Imagine a wine bar, replace the wine with tea, and that’s exactly what you’ll find at O5 Tea, Vancouver’s new Mecca for tea enthusiasts. While sitting under Molo-designed paper lanterns, we opted for a tasting flight of three rare teas ($17). To open up the palate we began with Balkyocha Noeul, a chocolate-y oolong from South Korea, and then proceeded to the grassy Long Jing green tea from the Zhejiang province of China, and finally finished off with Ghorka Estate, a Nepalese tea with notes of pumpkin, apple and clove, ideal for the holiday season. We snacked on Gang Jung ($7), Korean Imperial sweets made in-house with a healthy dose of fruits and nuts.
Truly an afternoon delight. —Anya Georgijevic
O5 Tea, 2208 W. Fourth Ave., Vancouver, 604-558-0500, http://o5tea.com
October 12th, 2012
Vegetarian cuisine sure has come a long way since the tofu stirfry.
The Parker, the newest veggie-full restaurant to hit the scene, is a tiny gem of a place that serves tiny gems of plates. A standout? Poached egg and chanterelles served with holandaise sauce on toast ($9). For dinner. Then for dessert, the chocolate ganache served on a peach compote and finished with fall’s favourite flavours: spicy pumpkin and maple ($8).
Judging by the hip crowd, everyone loves their veggies. —Kelsey Dundon

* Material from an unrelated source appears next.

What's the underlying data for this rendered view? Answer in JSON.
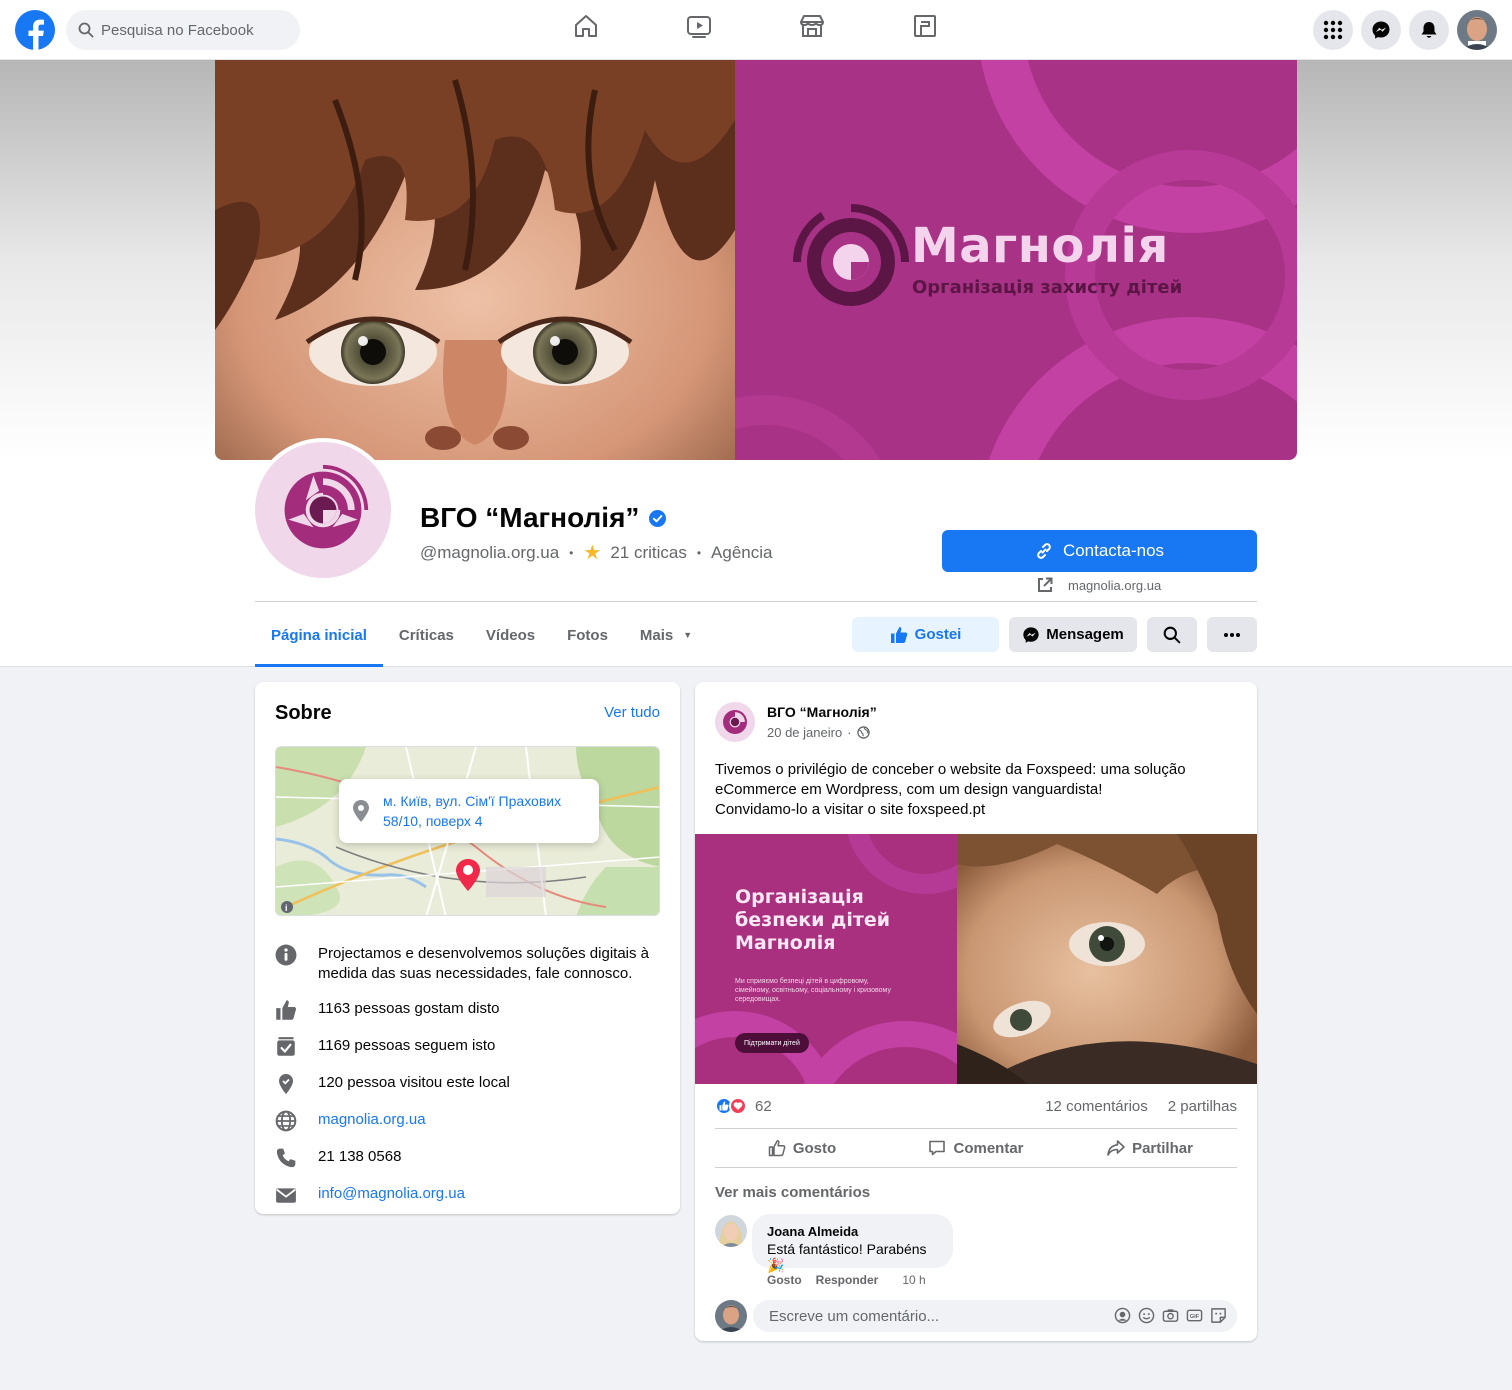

The Parker, 237 Union St., Vancouver, 604-779-3804, www.theparkervancouver.com